Problem to work on: Scan the listing for "citação" and copy out each line that has it.

Segment Start: Material for this exercise

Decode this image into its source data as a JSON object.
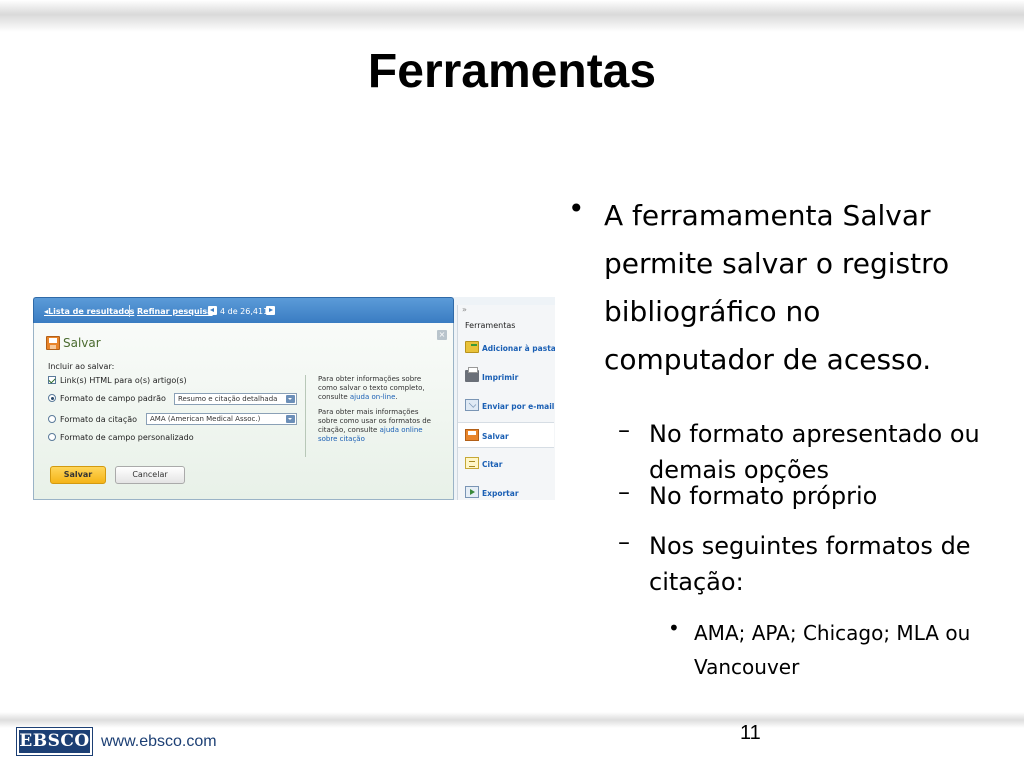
{
  "slide": {
    "title": "Ferramentas",
    "page_number": "11"
  },
  "screenshot": {
    "nav": {
      "results_list": "Lista de resultados",
      "refine_search": "Refinar pesquisa",
      "record_position": "4 de 26,411"
    },
    "dialog": {
      "title": "Salvar",
      "include_label": "Incluir ao salvar:",
      "options": [
        {
          "label": "Link(s) HTML para o(s) artigo(s)",
          "checked": true
        },
        {
          "label": "Formato de campo padrão",
          "selected": true,
          "select_value": "Resumo e citação detalhada"
        },
        {
          "label": "Formato da citação",
          "selected": false,
          "select_value": "AMA (American Medical Assoc.)"
        },
        {
          "label": "Formato de campo personalizado",
          "selected": false
        }
      ],
      "info_1": {
        "text": "Para obter informações sobre como salvar o texto completo, consulte ",
        "link": "ajuda on-line",
        "end": "."
      },
      "info_2": {
        "text": "Para obter mais informações sobre como usar os formatos de citação, consulte ",
        "link": "ajuda online sobre citação"
      },
      "save_button": "Salvar",
      "cancel_button": "Cancelar"
    },
    "tools": {
      "collapse": "»",
      "heading": "Ferramentas",
      "items": [
        {
          "label": "Adicionar à pasta",
          "icon": "folder-icon"
        },
        {
          "label": "Imprimir",
          "icon": "printer-icon"
        },
        {
          "label": "Enviar por e-mail",
          "icon": "email-icon"
        },
        {
          "label": "Salvar",
          "icon": "save-icon",
          "active": true
        },
        {
          "label": "Citar",
          "icon": "cite-icon"
        },
        {
          "label": "Exportar",
          "icon": "export-icon"
        }
      ]
    }
  },
  "bullets": {
    "main": "A ferramamenta Salvar permite salvar o registro bibliográfico no computador de acesso.",
    "sub": [
      "No formato apresentado ou demais opções",
      "No formato próprio",
      "Nos seguintes formatos de citação:"
    ],
    "subsub": [
      "AMA; APA; Chicago; MLA ou Vancouver"
    ]
  },
  "footer": {
    "logo_text": "EBSCO",
    "url": "www.ebsco.com"
  }
}
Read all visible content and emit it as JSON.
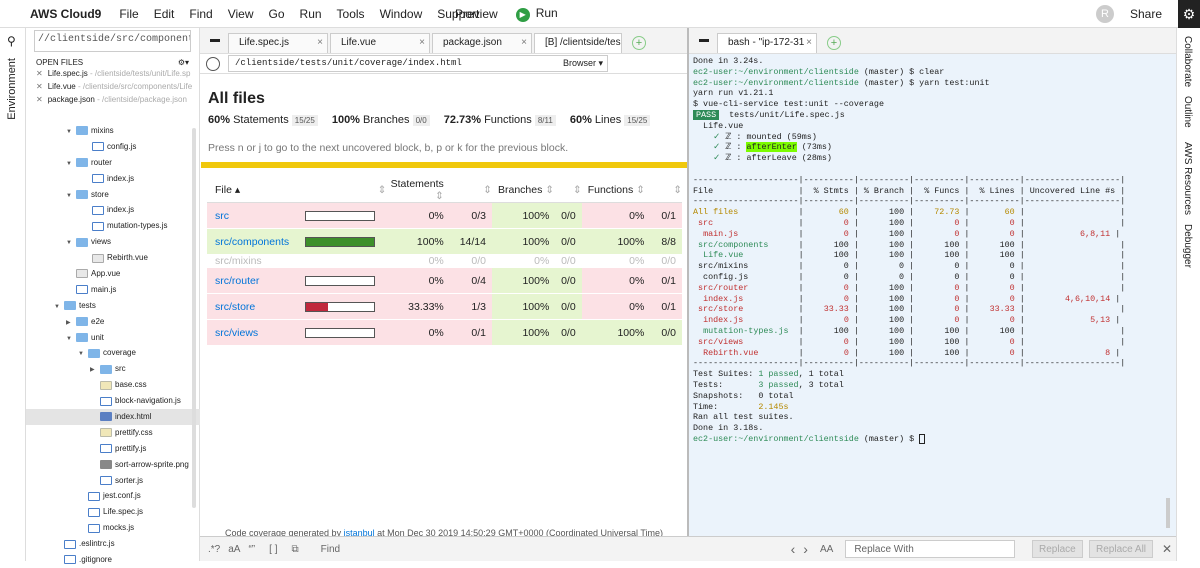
{
  "topbar": {
    "brand": "AWS Cloud9",
    "menu": [
      "File",
      "Edit",
      "Find",
      "View",
      "Go",
      "Run",
      "Tools",
      "Window",
      "Support"
    ],
    "preview": "Preview",
    "run": "Run",
    "avatar": "R",
    "share": "Share"
  },
  "leftstrip": {
    "label": "Environment"
  },
  "rightstrip": {
    "labels": [
      "Collaborate",
      "Outline",
      "AWS Resources",
      "Debugger"
    ]
  },
  "sidebar": {
    "search": "//clientside/src/components",
    "open_files_title": "OPEN FILES",
    "open_files": [
      {
        "name": "Life.spec.js",
        "path": " - /clientside/tests/unit/Life.sp"
      },
      {
        "name": "Life.vue",
        "path": " - /clientside/src/components/Life"
      },
      {
        "name": "package.json",
        "path": " - /clientside/package.json"
      }
    ],
    "tree": [
      {
        "label": "mixins",
        "indent": 40,
        "type": "folder",
        "open": true
      },
      {
        "label": "config.js",
        "indent": 56,
        "type": "js"
      },
      {
        "label": "router",
        "indent": 40,
        "type": "folder",
        "open": true
      },
      {
        "label": "index.js",
        "indent": 56,
        "type": "js"
      },
      {
        "label": "store",
        "indent": 40,
        "type": "folder",
        "open": true
      },
      {
        "label": "index.js",
        "indent": 56,
        "type": "js"
      },
      {
        "label": "mutation-types.js",
        "indent": 56,
        "type": "js"
      },
      {
        "label": "views",
        "indent": 40,
        "type": "folder",
        "open": true
      },
      {
        "label": "Rebirth.vue",
        "indent": 56,
        "type": "vue"
      },
      {
        "label": "App.vue",
        "indent": 40,
        "type": "vue"
      },
      {
        "label": "main.js",
        "indent": 40,
        "type": "js"
      },
      {
        "label": "tests",
        "indent": 28,
        "type": "folder",
        "open": true
      },
      {
        "label": "e2e",
        "indent": 40,
        "type": "folder",
        "open": false
      },
      {
        "label": "unit",
        "indent": 40,
        "type": "folder",
        "open": true
      },
      {
        "label": "coverage",
        "indent": 52,
        "type": "folder",
        "open": true
      },
      {
        "label": "src",
        "indent": 64,
        "type": "folder",
        "open": false
      },
      {
        "label": "base.css",
        "indent": 64,
        "type": "css"
      },
      {
        "label": "block-navigation.js",
        "indent": 64,
        "type": "js"
      },
      {
        "label": "index.html",
        "indent": 64,
        "type": "html",
        "selected": true
      },
      {
        "label": "prettify.css",
        "indent": 64,
        "type": "css"
      },
      {
        "label": "prettify.js",
        "indent": 64,
        "type": "js"
      },
      {
        "label": "sort-arrow-sprite.png",
        "indent": 64,
        "type": "png"
      },
      {
        "label": "sorter.js",
        "indent": 64,
        "type": "js"
      },
      {
        "label": "jest.conf.js",
        "indent": 52,
        "type": "js"
      },
      {
        "label": "Life.spec.js",
        "indent": 52,
        "type": "js"
      },
      {
        "label": "mocks.js",
        "indent": 52,
        "type": "js"
      },
      {
        "label": ".eslintrc.js",
        "indent": 28,
        "type": "js"
      },
      {
        "label": ".gitignore",
        "indent": 28,
        "type": "js"
      }
    ]
  },
  "editor": {
    "tabs": [
      "Life.spec.js",
      "Life.vue",
      "package.json",
      "[B] /clientside/tes"
    ],
    "url": "/clientside/tests/unit/coverage/index.html",
    "browser": "Browser",
    "title": "All files",
    "summary": [
      {
        "pct": "60%",
        "label": "Statements",
        "frac": "15/25"
      },
      {
        "pct": "100%",
        "label": "Branches",
        "frac": "0/0"
      },
      {
        "pct": "72.73%",
        "label": "Functions",
        "frac": "8/11"
      },
      {
        "pct": "60%",
        "label": "Lines",
        "frac": "15/25"
      }
    ],
    "hint": "Press n or j to go to the next uncovered block, b, p or k for the previous block.",
    "headers": [
      "File",
      "Statements",
      "Branches",
      "Functions"
    ],
    "rows": [
      {
        "file": "src",
        "cls": "red",
        "bar": 0,
        "bcolor": "#c0283c",
        "stmt": "0%",
        "sf": "0/3",
        "br": "100%",
        "bf": "0/0",
        "fn": "0%",
        "ff": "0/1"
      },
      {
        "file": "src/components",
        "cls": "green",
        "bar": 1,
        "bcolor": "#3d8f2a",
        "stmt": "100%",
        "sf": "14/14",
        "br": "100%",
        "bf": "0/0",
        "fn": "100%",
        "ff": "8/8"
      },
      {
        "file": "src/mixins",
        "cls": "gray",
        "bar": 0,
        "bcolor": "#999",
        "stmt": "0%",
        "sf": "0/0",
        "br": "0%",
        "bf": "0/0",
        "fn": "0%",
        "ff": "0/0"
      },
      {
        "file": "src/router",
        "cls": "red",
        "bar": 0,
        "bcolor": "#c0283c",
        "stmt": "0%",
        "sf": "0/4",
        "br": "100%",
        "bf": "0/0",
        "fn": "0%",
        "ff": "0/1"
      },
      {
        "file": "src/store",
        "cls": "red",
        "bar": 0.3333,
        "bcolor": "#c0283c",
        "stmt": "33.33%",
        "sf": "1/3",
        "br": "100%",
        "bf": "0/0",
        "fn": "0%",
        "ff": "0/1"
      },
      {
        "file": "src/views",
        "cls": "red",
        "bar": 0,
        "bcolor": "#c0283c",
        "stmt": "0%",
        "sf": "0/1",
        "br": "100%",
        "bf": "0/0",
        "fn": "100%",
        "ff": "0/0"
      }
    ],
    "footer_pre": "Code coverage generated by ",
    "footer_link": "istanbul",
    "footer_post": " at Mon Dec 30 2019 14:50:29 GMT+0000 (Coordinated Universal Time)"
  },
  "findbar": {
    "find_placeholder": "Find",
    "replace_placeholder": "Replace With",
    "replace": "Replace",
    "replace_all": "Replace All",
    "aa": "AA"
  },
  "terminal": {
    "tab": "bash - \"ip-172-31"
  }
}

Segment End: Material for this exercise

Solution:
          "select_value": "Resumo e citação detalhada"
          "label": "Formato da citação",
        "text": "Para obter mais informações sobre como usar os formatos de citação, consulte ",
        "link": "ajuda online sobre citação"
      "Nos seguintes formatos de citação:"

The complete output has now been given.